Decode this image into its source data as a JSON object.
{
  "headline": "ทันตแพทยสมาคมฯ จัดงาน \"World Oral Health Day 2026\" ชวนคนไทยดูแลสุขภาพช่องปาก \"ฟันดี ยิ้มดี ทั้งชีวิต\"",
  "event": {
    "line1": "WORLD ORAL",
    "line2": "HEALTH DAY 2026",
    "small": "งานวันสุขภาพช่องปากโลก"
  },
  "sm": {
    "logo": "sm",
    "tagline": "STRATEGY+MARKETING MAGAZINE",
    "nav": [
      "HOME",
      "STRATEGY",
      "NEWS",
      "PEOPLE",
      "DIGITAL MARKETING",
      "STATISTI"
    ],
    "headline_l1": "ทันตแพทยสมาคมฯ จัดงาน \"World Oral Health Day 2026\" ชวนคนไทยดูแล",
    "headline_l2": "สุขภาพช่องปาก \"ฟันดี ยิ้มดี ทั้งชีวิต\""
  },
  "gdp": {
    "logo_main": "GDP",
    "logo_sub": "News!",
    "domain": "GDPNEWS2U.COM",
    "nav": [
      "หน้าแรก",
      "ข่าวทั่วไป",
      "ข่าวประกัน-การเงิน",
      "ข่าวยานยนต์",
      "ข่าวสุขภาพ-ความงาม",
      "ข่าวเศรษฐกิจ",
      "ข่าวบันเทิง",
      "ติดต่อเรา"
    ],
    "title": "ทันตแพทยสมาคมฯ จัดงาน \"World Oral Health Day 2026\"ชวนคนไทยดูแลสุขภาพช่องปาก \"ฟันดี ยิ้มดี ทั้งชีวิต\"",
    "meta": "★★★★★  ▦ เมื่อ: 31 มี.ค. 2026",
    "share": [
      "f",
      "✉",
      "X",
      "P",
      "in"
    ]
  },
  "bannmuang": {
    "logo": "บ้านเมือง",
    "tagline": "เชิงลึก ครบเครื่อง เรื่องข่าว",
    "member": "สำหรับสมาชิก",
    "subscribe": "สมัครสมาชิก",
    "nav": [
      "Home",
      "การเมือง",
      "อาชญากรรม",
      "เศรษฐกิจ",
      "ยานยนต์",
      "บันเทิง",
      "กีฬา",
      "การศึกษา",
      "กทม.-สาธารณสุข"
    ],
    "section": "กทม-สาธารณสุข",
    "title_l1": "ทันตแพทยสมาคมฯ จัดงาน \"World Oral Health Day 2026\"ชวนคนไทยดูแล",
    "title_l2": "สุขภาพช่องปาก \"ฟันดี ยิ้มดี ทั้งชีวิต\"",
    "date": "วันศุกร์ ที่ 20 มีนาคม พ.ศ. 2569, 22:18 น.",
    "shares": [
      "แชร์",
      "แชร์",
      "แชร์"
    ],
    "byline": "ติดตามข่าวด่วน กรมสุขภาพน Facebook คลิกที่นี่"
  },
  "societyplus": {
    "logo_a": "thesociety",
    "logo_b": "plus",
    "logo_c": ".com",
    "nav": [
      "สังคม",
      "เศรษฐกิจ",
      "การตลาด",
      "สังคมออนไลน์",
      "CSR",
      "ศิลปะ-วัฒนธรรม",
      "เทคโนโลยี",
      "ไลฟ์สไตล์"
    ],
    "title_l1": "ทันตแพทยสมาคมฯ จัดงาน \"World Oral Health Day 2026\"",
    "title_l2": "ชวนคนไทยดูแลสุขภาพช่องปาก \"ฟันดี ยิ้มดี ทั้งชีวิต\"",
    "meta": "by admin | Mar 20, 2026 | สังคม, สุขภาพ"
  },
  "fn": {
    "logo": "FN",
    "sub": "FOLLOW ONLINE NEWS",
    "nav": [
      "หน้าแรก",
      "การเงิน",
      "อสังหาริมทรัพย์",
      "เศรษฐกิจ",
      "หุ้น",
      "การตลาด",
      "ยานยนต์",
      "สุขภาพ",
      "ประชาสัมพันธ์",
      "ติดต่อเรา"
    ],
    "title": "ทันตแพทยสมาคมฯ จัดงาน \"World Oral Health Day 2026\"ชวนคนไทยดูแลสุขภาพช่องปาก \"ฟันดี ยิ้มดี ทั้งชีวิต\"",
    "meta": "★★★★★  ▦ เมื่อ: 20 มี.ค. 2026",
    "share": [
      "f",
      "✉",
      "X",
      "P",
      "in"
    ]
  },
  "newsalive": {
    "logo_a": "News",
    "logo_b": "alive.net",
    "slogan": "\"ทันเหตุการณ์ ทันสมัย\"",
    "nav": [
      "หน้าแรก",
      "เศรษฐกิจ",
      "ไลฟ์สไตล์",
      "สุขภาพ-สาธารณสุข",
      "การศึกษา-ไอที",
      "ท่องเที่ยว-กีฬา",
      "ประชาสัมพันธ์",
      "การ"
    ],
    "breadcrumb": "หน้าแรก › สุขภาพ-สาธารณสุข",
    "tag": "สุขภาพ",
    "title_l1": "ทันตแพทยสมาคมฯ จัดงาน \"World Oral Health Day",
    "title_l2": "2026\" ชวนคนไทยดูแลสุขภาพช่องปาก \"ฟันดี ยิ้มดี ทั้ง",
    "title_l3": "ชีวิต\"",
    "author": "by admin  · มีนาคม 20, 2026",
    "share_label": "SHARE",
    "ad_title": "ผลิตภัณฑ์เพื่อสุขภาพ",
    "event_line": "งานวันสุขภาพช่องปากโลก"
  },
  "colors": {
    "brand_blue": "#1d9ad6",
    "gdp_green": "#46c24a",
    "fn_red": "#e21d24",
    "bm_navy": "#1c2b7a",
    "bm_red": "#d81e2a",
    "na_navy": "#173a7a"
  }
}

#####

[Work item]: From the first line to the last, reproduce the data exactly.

[Expected answer]:
Decode this image into its source data as a JSON object.
{
  "headline": "ทันตแพทยสมาคมฯ จัดงาน \"World Oral Health Day 2026\" ชวนคนไทยดูแลสุขภาพช่องปาก \"ฟันดี ยิ้มดี ทั้งชีวิต\"",
  "event": {
    "line1": "WORLD ORAL",
    "line2": "HEALTH DAY 2026",
    "small": "งานวันสุขภาพช่องปากโลก"
  },
  "sm": {
    "logo": "sm",
    "tagline": "STRATEGY+MARKETING MAGAZINE",
    "nav": [
      "HOME",
      "STRATEGY",
      "NEWS",
      "PEOPLE",
      "DIGITAL MARKETING",
      "STATISTI"
    ],
    "headline_l1": "ทันตแพทยสมาคมฯ จัดงาน \"World Oral Health Day 2026\" ชวนคนไทยดูแล",
    "headline_l2": "สุขภาพช่องปาก \"ฟันดี ยิ้มดี ทั้งชีวิต\""
  },
  "gdp": {
    "logo_main": "GDP",
    "logo_sub": "News!",
    "domain": "GDPNEWS2U.COM",
    "nav": [
      "หน้าแรก",
      "ข่าวทั่วไป",
      "ข่าวประกัน-การเงิน",
      "ข่าวยานยนต์",
      "ข่าวสุขภาพ-ความงาม",
      "ข่าวเศรษฐกิจ",
      "ข่าวบันเทิง",
      "ติดต่อเรา"
    ],
    "title": "ทันตแพทยสมาคมฯ จัดงาน \"World Oral Health Day 2026\"ชวนคนไทยดูแลสุขภาพช่องปาก \"ฟันดี ยิ้มดี ทั้งชีวิต\"",
    "meta": "★★★★★  ▦ เมื่อ: 31 มี.ค. 2026",
    "share": [
      "f",
      "✉",
      "X",
      "P",
      "in"
    ]
  },
  "bannmuang": {
    "logo": "บ้านเมือง",
    "tagline": "เชิงลึก ครบเครื่อง เรื่องข่าว",
    "member": "สำหรับสมาชิก",
    "subscribe": "สมัครสมาชิก",
    "nav": [
      "Home",
      "การเมือง",
      "อาชญากรรม",
      "เศรษฐกิจ",
      "ยานยนต์",
      "บันเทิง",
      "กีฬา",
      "การศึกษา",
      "กทม.-สาธารณสุข"
    ],
    "section": "กทม-สาธารณสุข",
    "title_l1": "ทันตแพทยสมาคมฯ จัดงาน \"World Oral Health Day 2026\"ชวนคนไทยดูแล",
    "title_l2": "สุขภาพช่องปาก \"ฟันดี ยิ้มดี ทั้งชีวิต\"",
    "date": "วันศุกร์ ที่ 20 มีนาคม พ.ศ. 2569, 22:18 น.",
    "shares": [
      "แชร์",
      "แชร์",
      "แชร์"
    ],
    "byline": "ติดตามข่าวด่วน กรมสุขภาพน Facebook คลิกที่นี่"
  },
  "societyplus": {
    "logo_a": "thesociety",
    "logo_b": "plus",
    "logo_c": ".com",
    "nav": [
      "สังคม",
      "เศรษฐกิจ",
      "การตลาด",
      "สังคมออนไลน์",
      "CSR",
      "ศิลปะ-วัฒนธรรม",
      "เทคโนโลยี",
      "ไลฟ์สไตล์"
    ],
    "title_l1": "ทันตแพทยสมาคมฯ จัดงาน \"World Oral Health Day 2026\"",
    "title_l2": "ชวนคนไทยดูแลสุขภาพช่องปาก \"ฟันดี ยิ้มดี ทั้งชีวิต\"",
    "meta": "by admin | Mar 20, 2026 | สังคม, สุขภาพ"
  },
  "fn": {
    "logo": "FN",
    "sub": "FOLLOW ONLINE NEWS",
    "nav": [
      "หน้าแรก",
      "การเงิน",
      "อสังหาริมทรัพย์",
      "เศรษฐกิจ",
      "หุ้น",
      "การตลาด",
      "ยานยนต์",
      "สุขภาพ",
      "ประชาสัมพันธ์",
      "ติดต่อเรา"
    ],
    "title": "ทันตแพทยสมาคมฯ จัดงาน \"World Oral Health Day 2026\"ชวนคนไทยดูแลสุขภาพช่องปาก \"ฟันดี ยิ้มดี ทั้งชีวิต\"",
    "meta": "★★★★★  ▦ เมื่อ: 20 มี.ค. 2026",
    "share": [
      "f",
      "✉",
      "X",
      "P",
      "in"
    ]
  },
  "newsalive": {
    "logo_a": "News",
    "logo_b": "alive.net",
    "slogan": "\"ทันเหตุการณ์ ทันสมัย\"",
    "nav": [
      "หน้าแรก",
      "เศรษฐกิจ",
      "ไลฟ์สไตล์",
      "สุขภาพ-สาธารณสุข",
      "การศึกษา-ไอที",
      "ท่องเที่ยว-กีฬา",
      "ประชาสัมพันธ์",
      "การ"
    ],
    "breadcrumb": "หน้าแรก › สุขภาพ-สาธารณสุข",
    "tag": "สุขภาพ",
    "title_l1": "ทันตแพทยสมาคมฯ จัดงาน \"World Oral Health Day",
    "title_l2": "2026\" ชวนคนไทยดูแลสุขภาพช่องปาก \"ฟันดี ยิ้มดี ทั้ง",
    "title_l3": "ชีวิต\"",
    "author": "by admin  · มีนาคม 20, 2026",
    "share_label": "SHARE",
    "ad_title": "ผลิตภัณฑ์เพื่อสุขภาพ",
    "event_line": "งานวันสุขภาพช่องปากโลก"
  },
  "colors": {
    "brand_blue": "#1d9ad6",
    "gdp_green": "#46c24a",
    "fn_red": "#e21d24",
    "bm_navy": "#1c2b7a",
    "bm_red": "#d81e2a",
    "na_navy": "#173a7a"
  }
}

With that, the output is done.